This past May 15 and 16, Chile elected a constitutional convention, tasked with drafting a new basic law for the South American country. Cannabis observers should take note, as the resulting document could have positive implications for cannabis.
Chileans voted in favor of a constitutional overhaul following the protests that roiled the country in 2019 and 2020, largely seen as a reaction against growing social inequality. According to critics, the outgoing Constitution of 1980 is a holdover from the Pinochet dictatorship, though others note the charter has been extensively amended during Chile’s democratic era, removing its authoritarian imprint.
Not surprising given the current zeitgeist in Chile, traditional left-wing parties won 53 of the convention’s 155 seats, with a further 48 picked up by independents, most of whom “are left-wing community organizers and activists of traditional left-wing causes, including environmentalists, feminists, public housing advocates and community organizers.” An additional 17 seats will be held by members of indigenous groups, “most of whom are also identified with left-wing causes.”

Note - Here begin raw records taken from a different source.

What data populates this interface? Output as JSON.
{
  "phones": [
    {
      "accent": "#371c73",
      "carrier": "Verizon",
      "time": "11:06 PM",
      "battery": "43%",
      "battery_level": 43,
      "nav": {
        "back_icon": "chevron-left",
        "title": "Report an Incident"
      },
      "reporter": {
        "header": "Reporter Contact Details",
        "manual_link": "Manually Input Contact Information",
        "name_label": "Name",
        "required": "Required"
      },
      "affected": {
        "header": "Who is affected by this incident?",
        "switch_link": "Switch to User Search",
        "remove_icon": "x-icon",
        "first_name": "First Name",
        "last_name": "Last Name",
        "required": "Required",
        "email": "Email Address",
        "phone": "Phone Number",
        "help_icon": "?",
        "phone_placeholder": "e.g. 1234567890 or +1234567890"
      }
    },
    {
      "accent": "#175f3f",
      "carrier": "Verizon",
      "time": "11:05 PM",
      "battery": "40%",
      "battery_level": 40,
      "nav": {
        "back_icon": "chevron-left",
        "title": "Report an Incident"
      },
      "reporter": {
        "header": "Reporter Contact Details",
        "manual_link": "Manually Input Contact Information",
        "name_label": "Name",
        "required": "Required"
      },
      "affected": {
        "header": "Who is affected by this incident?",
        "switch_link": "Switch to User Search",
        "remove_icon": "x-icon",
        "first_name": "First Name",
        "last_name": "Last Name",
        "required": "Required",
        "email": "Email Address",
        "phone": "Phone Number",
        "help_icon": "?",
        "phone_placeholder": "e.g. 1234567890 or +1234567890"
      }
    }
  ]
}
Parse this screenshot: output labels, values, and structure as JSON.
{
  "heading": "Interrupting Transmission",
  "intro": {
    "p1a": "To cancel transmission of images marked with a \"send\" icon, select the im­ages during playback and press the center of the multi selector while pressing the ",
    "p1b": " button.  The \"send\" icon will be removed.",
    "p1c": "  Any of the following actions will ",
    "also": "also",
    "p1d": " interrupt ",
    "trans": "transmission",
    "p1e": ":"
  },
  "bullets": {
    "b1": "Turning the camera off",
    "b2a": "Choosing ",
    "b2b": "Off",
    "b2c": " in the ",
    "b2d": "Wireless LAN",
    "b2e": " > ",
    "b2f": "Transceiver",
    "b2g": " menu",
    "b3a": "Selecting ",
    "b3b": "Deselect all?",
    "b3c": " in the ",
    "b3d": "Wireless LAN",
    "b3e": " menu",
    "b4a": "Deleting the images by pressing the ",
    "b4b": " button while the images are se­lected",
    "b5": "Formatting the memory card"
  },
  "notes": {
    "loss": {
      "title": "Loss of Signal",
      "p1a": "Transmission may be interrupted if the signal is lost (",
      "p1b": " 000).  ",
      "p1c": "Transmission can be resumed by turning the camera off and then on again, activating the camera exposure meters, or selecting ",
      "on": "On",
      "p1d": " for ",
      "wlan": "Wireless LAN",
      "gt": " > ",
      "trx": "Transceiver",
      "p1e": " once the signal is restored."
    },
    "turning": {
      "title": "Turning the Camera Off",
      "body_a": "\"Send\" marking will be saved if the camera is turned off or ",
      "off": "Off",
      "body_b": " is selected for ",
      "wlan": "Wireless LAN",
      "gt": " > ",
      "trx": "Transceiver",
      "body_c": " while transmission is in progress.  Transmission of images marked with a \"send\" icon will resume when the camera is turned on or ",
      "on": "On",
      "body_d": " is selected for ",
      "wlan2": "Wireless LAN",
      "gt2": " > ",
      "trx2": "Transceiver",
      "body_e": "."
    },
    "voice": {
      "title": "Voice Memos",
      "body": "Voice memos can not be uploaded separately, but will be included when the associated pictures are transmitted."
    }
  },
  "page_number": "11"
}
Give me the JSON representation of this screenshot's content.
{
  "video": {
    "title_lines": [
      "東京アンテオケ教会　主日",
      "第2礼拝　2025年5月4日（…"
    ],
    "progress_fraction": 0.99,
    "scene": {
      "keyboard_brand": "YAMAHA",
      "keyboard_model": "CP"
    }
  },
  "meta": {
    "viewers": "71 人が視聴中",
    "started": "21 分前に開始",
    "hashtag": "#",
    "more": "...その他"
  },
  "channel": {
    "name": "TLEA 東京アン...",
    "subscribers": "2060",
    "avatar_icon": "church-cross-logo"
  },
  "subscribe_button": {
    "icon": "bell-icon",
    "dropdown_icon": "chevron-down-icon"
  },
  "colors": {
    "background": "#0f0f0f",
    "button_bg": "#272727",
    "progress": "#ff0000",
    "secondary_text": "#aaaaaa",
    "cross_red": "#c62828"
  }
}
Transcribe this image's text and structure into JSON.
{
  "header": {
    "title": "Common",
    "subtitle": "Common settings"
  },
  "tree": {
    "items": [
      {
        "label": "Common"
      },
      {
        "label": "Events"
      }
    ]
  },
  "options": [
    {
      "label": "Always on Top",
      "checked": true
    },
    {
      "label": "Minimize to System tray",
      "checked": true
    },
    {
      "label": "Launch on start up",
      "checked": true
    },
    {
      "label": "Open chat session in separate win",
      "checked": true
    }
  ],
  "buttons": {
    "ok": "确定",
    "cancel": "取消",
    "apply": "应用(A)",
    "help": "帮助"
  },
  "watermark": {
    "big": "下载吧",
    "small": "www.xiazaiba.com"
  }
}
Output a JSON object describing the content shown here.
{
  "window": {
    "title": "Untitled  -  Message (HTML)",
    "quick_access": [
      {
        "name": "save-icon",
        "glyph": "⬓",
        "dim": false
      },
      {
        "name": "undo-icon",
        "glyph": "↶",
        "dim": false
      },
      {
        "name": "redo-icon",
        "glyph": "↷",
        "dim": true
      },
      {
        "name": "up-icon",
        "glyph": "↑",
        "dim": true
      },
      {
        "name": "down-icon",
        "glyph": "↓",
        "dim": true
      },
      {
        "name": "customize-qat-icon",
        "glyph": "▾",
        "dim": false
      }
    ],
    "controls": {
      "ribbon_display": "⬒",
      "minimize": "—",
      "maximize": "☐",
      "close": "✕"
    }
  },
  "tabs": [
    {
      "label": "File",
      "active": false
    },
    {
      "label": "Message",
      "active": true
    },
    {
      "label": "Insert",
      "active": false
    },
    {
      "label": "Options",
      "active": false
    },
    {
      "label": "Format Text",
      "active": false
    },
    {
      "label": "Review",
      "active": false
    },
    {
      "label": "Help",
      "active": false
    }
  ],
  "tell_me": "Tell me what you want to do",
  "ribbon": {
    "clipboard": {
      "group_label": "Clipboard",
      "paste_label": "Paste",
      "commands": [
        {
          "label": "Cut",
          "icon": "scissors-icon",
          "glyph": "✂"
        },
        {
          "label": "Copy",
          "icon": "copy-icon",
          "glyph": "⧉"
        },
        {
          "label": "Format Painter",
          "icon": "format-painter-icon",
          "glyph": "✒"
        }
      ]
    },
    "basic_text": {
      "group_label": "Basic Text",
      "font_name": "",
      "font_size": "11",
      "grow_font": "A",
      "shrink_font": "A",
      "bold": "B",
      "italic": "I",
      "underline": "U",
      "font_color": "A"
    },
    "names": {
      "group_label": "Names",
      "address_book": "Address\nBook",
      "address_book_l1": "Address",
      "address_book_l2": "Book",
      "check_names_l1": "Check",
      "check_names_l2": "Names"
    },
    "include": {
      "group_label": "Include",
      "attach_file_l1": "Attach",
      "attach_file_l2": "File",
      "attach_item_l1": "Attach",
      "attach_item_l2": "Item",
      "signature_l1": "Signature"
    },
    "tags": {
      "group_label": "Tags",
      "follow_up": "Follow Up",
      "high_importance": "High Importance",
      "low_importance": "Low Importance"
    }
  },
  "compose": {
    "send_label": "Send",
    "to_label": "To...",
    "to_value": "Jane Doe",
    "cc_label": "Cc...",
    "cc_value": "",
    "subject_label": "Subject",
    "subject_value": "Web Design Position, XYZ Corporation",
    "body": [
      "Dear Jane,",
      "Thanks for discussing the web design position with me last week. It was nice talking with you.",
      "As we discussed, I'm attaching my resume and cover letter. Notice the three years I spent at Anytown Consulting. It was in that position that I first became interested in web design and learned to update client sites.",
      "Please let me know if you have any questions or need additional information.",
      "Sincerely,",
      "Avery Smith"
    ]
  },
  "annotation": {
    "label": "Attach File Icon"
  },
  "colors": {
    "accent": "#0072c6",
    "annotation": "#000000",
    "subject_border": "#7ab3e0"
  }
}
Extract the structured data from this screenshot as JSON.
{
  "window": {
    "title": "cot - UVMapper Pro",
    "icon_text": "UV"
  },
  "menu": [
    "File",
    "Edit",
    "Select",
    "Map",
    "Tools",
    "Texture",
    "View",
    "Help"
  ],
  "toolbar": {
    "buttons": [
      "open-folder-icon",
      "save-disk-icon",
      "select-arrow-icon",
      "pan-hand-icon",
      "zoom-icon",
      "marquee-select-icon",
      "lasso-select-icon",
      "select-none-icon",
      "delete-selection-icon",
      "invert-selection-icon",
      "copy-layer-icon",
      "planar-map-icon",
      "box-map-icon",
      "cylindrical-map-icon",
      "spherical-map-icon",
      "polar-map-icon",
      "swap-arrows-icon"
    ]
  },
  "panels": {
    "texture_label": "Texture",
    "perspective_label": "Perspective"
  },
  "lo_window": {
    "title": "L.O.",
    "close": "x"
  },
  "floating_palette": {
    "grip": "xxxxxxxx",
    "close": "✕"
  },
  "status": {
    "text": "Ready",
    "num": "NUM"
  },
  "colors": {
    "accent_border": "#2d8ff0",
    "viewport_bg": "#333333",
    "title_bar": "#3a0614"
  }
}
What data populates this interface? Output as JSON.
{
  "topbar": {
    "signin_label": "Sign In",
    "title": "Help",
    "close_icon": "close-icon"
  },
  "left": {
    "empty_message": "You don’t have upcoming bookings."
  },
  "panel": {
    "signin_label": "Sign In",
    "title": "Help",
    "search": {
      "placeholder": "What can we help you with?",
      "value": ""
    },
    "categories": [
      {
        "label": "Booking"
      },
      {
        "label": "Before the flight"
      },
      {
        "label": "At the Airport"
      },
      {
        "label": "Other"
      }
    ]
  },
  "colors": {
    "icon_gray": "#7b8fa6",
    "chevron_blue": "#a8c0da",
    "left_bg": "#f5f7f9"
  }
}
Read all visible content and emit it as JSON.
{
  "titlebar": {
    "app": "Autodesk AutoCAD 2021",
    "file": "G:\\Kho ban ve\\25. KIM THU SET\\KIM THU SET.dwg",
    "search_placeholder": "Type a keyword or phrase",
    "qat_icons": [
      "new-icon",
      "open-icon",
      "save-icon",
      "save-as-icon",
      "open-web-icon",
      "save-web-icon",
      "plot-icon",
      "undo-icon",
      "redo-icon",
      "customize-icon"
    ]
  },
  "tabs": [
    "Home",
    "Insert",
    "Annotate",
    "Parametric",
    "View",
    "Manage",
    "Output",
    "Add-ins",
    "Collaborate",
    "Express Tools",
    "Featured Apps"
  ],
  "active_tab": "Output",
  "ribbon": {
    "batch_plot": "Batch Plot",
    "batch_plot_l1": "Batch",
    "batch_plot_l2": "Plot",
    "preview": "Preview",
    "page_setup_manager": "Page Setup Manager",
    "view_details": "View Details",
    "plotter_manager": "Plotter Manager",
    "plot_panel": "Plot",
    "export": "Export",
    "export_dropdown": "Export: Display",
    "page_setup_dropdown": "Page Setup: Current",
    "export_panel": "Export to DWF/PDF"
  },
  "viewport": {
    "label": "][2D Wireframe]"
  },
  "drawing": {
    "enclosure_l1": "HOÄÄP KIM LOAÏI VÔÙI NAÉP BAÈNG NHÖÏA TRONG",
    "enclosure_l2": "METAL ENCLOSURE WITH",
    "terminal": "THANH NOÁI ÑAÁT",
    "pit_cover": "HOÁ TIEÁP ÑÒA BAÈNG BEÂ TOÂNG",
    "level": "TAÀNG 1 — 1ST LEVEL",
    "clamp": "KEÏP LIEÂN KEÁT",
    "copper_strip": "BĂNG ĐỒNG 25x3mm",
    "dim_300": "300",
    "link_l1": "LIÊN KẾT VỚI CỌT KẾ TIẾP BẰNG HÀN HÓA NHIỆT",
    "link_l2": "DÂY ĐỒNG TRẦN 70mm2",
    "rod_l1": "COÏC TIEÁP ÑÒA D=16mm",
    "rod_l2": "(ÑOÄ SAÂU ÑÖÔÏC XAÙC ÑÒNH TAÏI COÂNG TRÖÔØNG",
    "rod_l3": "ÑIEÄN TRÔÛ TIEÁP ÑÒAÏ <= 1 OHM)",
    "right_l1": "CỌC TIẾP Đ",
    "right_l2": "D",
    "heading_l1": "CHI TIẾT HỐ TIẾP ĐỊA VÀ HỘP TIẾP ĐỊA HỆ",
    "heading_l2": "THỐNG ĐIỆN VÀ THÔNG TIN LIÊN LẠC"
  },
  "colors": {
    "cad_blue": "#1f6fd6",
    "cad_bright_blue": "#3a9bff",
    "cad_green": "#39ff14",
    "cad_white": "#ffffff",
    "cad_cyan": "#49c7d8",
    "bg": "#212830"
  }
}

According to Fundación Daya, a nonprofit that advocates for Chilean medical cannabis patients, 104 of the 155 delegates to the constitutional convention “support effective decriminalization … of cannabis and home cultivation.” While medical cannabis is legal in